This is a finely worked, unfinished German sampler, made circa 1770 and exhibiting a wonderful polychrome palette. Employing a composition similar to those found on early Dutch samplers, this samplermaker worked fine motifs, whimsical curlicue lettering and outstanding decorative bands. Dutch and German samplers can closely share many attributes and this tends to make it difficult to decipher a specific origin. We asked the opinion of noted sampler scholar, Margriet Hogue, who has studied and written about Northern European samplers and she gave us her thoughts on this particular sampler:

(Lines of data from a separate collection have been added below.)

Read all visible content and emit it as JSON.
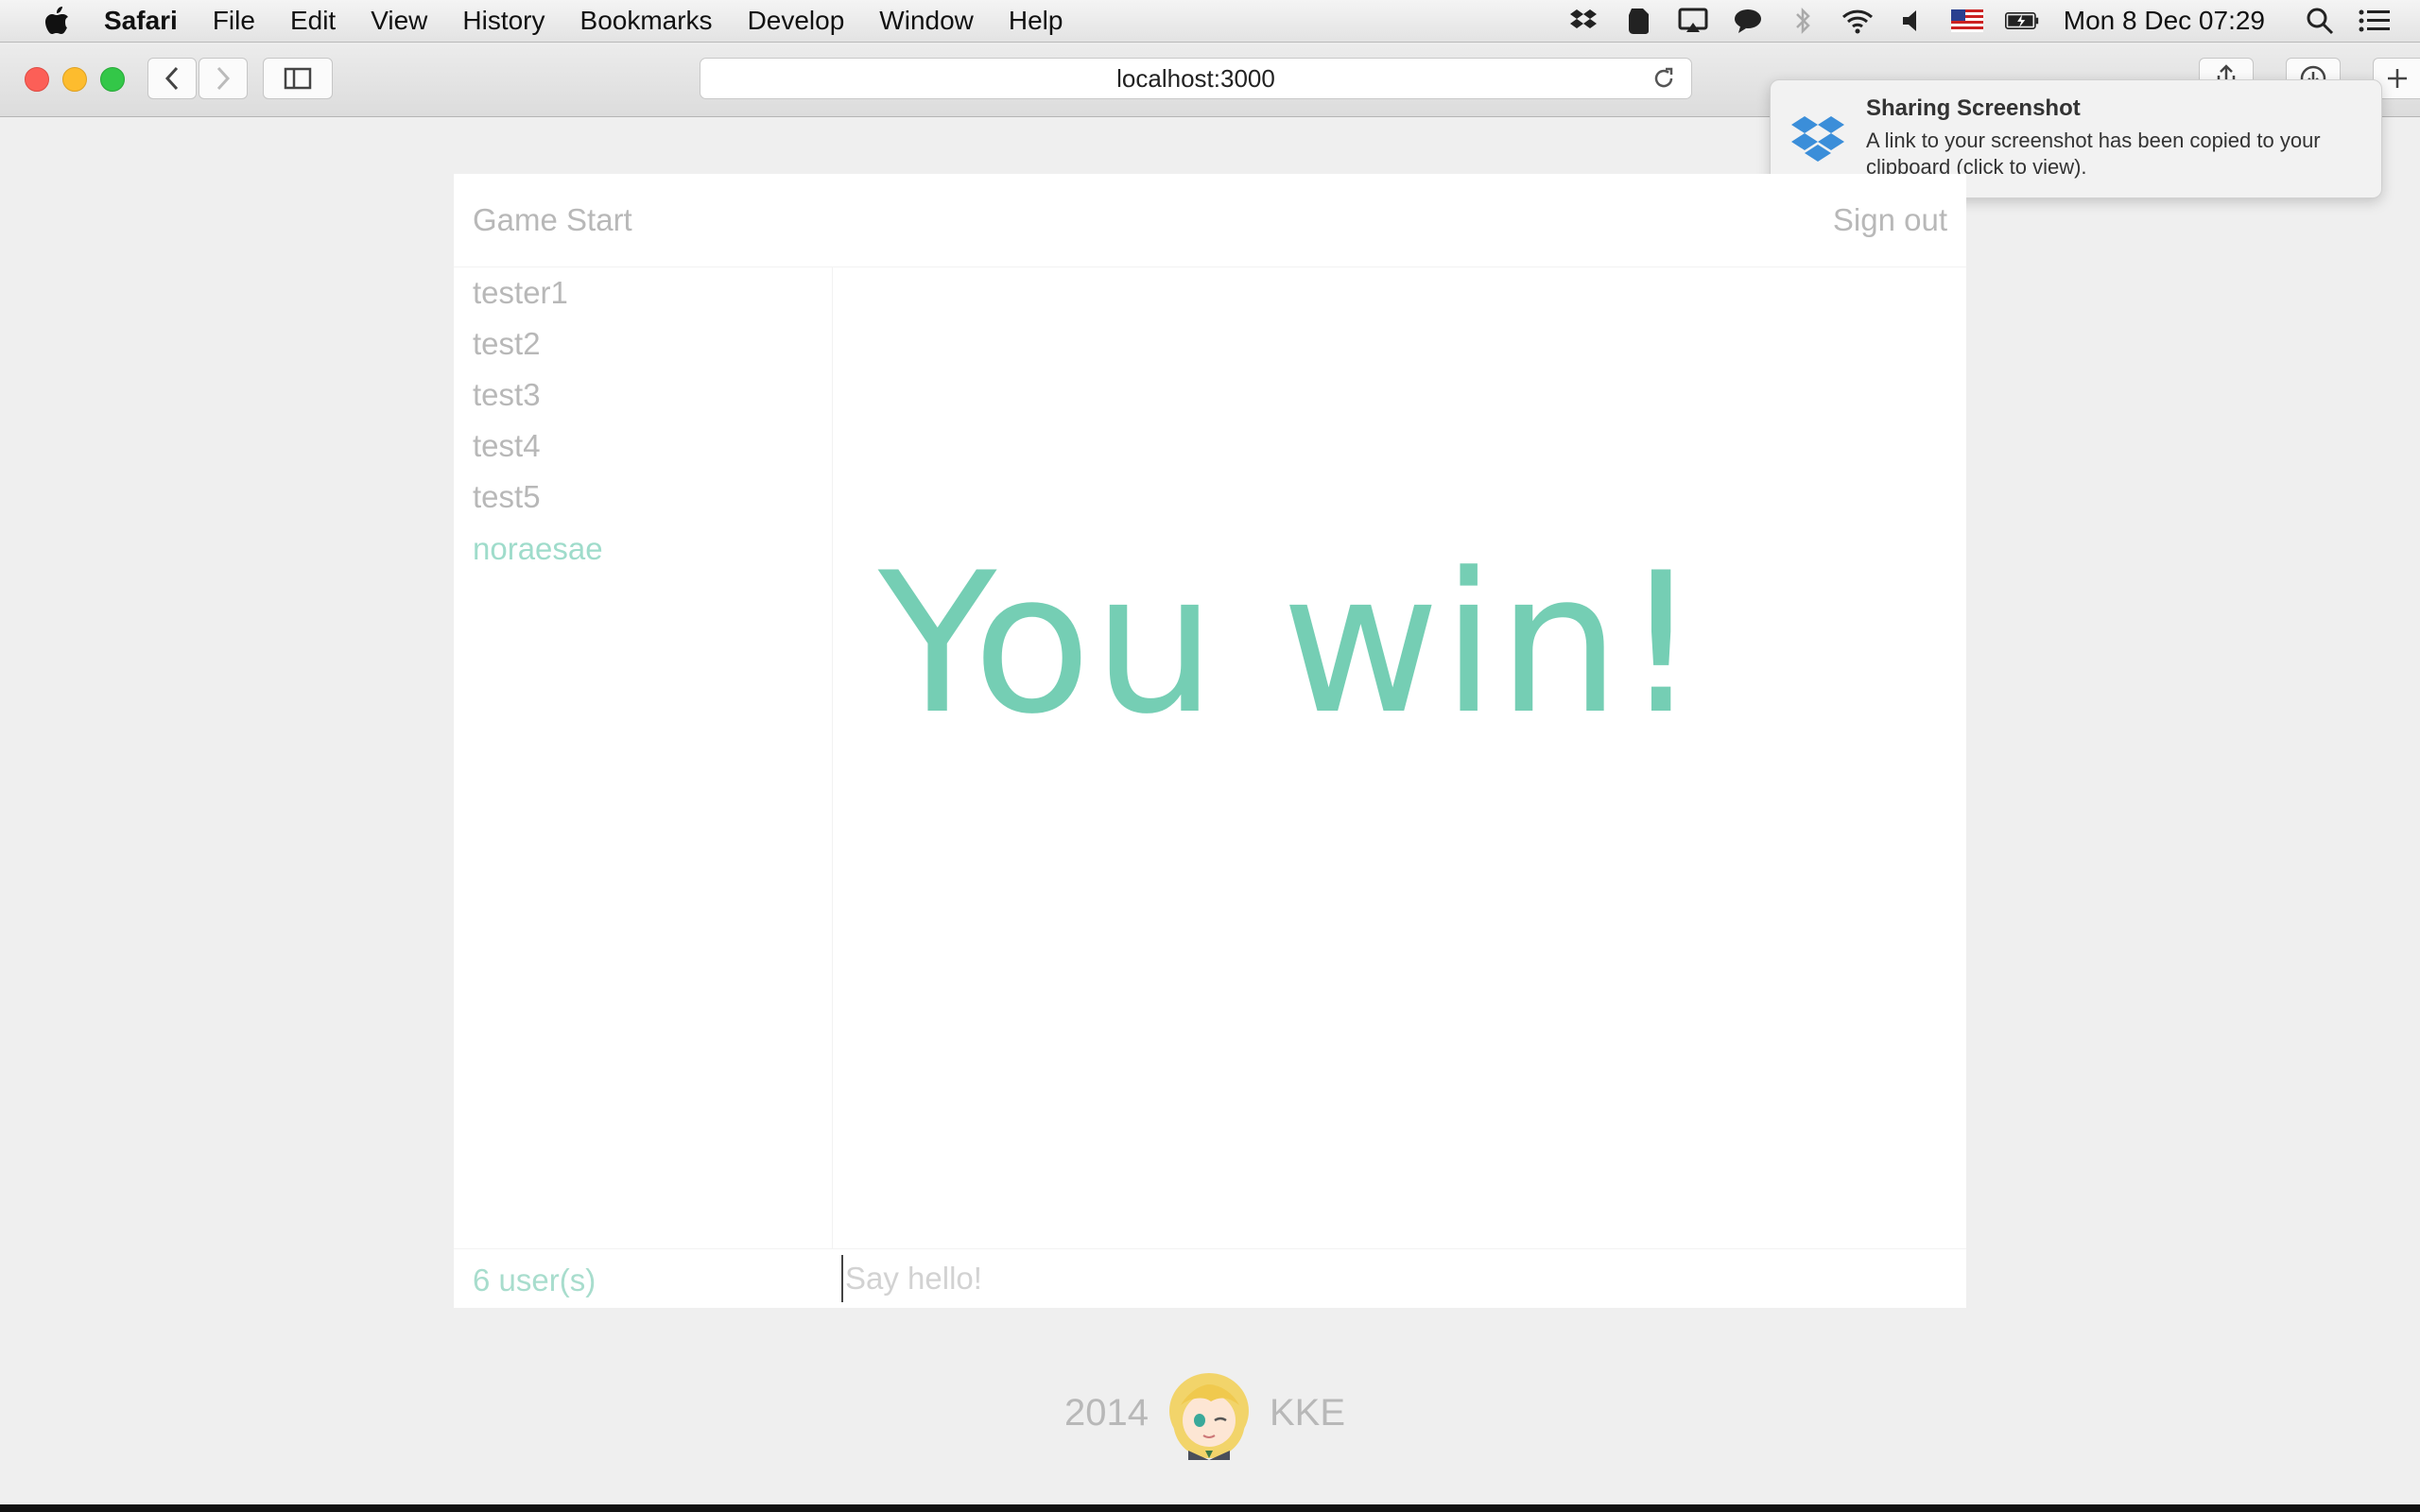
{
  "menubar": {
    "app_name": "Safari",
    "items": [
      "File",
      "Edit",
      "View",
      "History",
      "Bookmarks",
      "Develop",
      "Window",
      "Help"
    ],
    "clock": "Mon 8 Dec  07:29"
  },
  "browser": {
    "url": "localhost:3000"
  },
  "notification": {
    "title": "Sharing Screenshot",
    "body": "A link to your screenshot has been copied to your clipboard (click to view)."
  },
  "app": {
    "game_start": "Game Start",
    "sign_out": "Sign out",
    "users": [
      "tester1",
      "test2",
      "test3",
      "test4",
      "test5",
      "noraesae"
    ],
    "current_user": "noraesae",
    "result": "You win!",
    "user_count": "6 user(s)",
    "chat_placeholder": "Say hello!"
  },
  "footer": {
    "year": "2014",
    "author": "KKE"
  },
  "colors": {
    "accent": "#5ec6a8",
    "muted": "#b8b8b8",
    "background": "#efefef"
  }
}
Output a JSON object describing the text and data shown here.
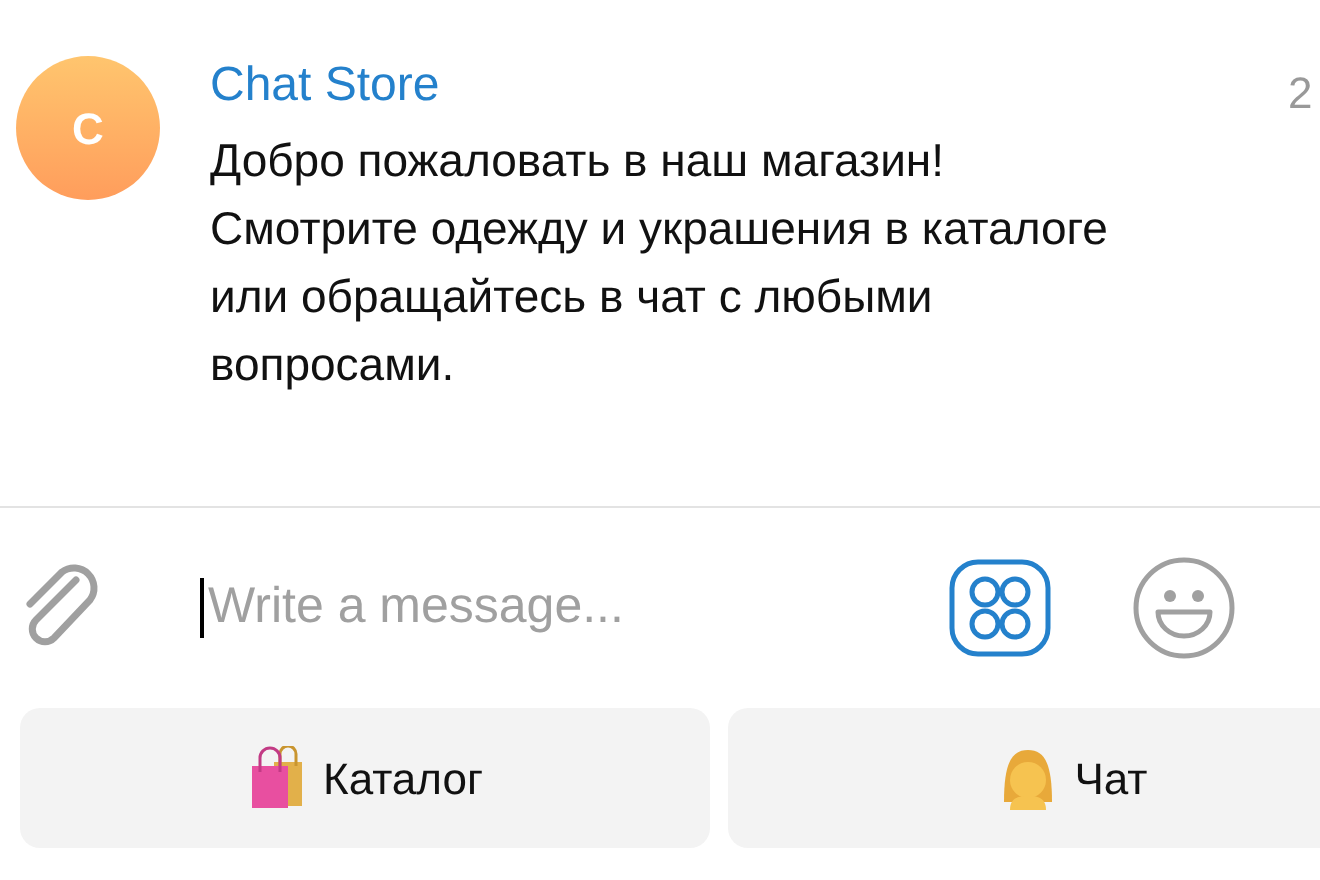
{
  "message": {
    "avatar_letter": "C",
    "sender": "Chat Store",
    "time": "2",
    "text": "Добро пожаловать в наш магазин! Смотрите одежду и украшения в каталоге или обращайтесь в чат с любыми вопросами."
  },
  "composer": {
    "placeholder": "Write a message..."
  },
  "keyboard": [
    {
      "kind": "bags",
      "label": "Каталог"
    },
    {
      "kind": "person",
      "label": "Чат"
    }
  ]
}
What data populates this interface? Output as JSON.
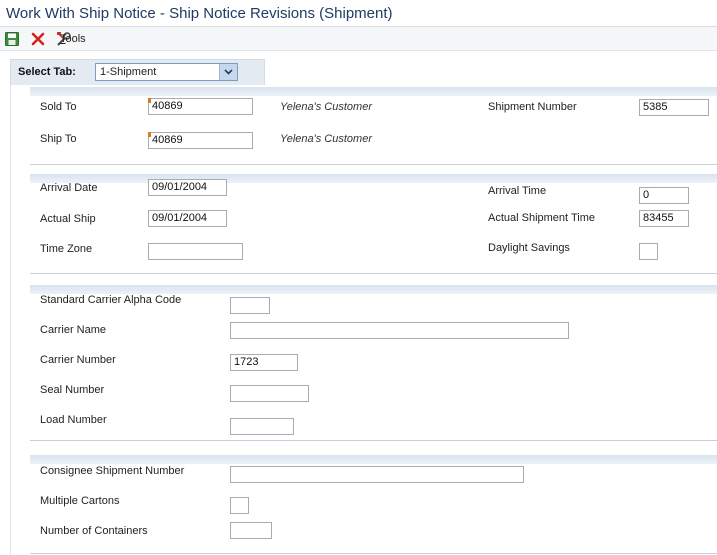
{
  "window": {
    "title": "Work With Ship Notice - Ship Notice Revisions (Shipment)"
  },
  "toolbar": {
    "save_icon": "save-icon",
    "cancel_icon": "cancel-icon",
    "tools_label": "Tools",
    "tools_mnemonic": "T",
    "tools_rest": "ools"
  },
  "tab": {
    "label": "Select Tab:",
    "selected": "1-Shipment"
  },
  "section1": {
    "sold_to_label": "Sold To",
    "sold_to_value": "40869",
    "sold_to_name": "Yelena's Customer",
    "ship_to_label": "Ship To",
    "ship_to_value": "40869",
    "ship_to_name": "Yelena's Customer",
    "shipment_number_label": "Shipment Number",
    "shipment_number_value": "5385"
  },
  "section2": {
    "arrival_date_label": "Arrival Date",
    "arrival_date_value": "09/01/2004",
    "actual_ship_label": "Actual Ship",
    "actual_ship_value": "09/01/2004",
    "time_zone_label": "Time Zone",
    "time_zone_value": "",
    "arrival_time_label": "Arrival Time",
    "arrival_time_value": "0",
    "actual_shipment_time_label": "Actual Shipment Time",
    "actual_shipment_time_value": "83455",
    "daylight_savings_label": "Daylight Savings",
    "daylight_savings_value": ""
  },
  "section3": {
    "scac_label": "Standard Carrier Alpha Code",
    "scac_value": "",
    "carrier_name_label": "Carrier Name",
    "carrier_name_value": "",
    "carrier_number_label": "Carrier Number",
    "carrier_number_value": "1723",
    "seal_number_label": "Seal Number",
    "seal_number_value": "",
    "load_number_label": "Load Number",
    "load_number_value": ""
  },
  "section4": {
    "consignee_label": "Consignee Shipment Number",
    "consignee_value": "",
    "multiple_cartons_label": "Multiple Cartons",
    "multiple_cartons_value": "",
    "containers_label": "Number of Containers",
    "containers_value": ""
  },
  "colors": {
    "title_text": "#1f3b63",
    "required_marker": "#e07a1f",
    "band": "#d9e3ef"
  }
}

"I feel that it's German. At first I thought Dutch, as the satin stitch birds are usually only seen on Dutch (Fries) samplers and then the initials. The furniture at the bottom is more in the German style as are Adam and Eve with the fence and gate. Some of the bands are seen on German samplers. The top alphabet is a Germanic alphabet but sometimes seen on Dutch samplers. There are some Dutch influences so perhaps a teacher."
The initials, IANT were repeated twice, once in the excellent curlicue lettering and again within the cup-like cartouche, leaving us to assume they are those of the maker; although the centered empty cartouche would more likely have surrounded the maker's initials. Possibly, IA and NT were those of her parents. The ship, more commonly found on Dutch samplers, has been known as a symbol of hope, security and an emblem of marriage. The delightful little table and chairs are said to be a symbols of hospitality. Many motifs like these, and likely a variety of potted flowers, were to fill the linen and complete the sampler. Like most samplers of this nature, precise cross stitches were used throughout, as in this case as well. The sawtooth border and the pair of blue birds below it are worked in variations of a satin stitch.
Worked in silk on linen this sampler remains in excellent condition. It has been conservation in a molded and painted frame.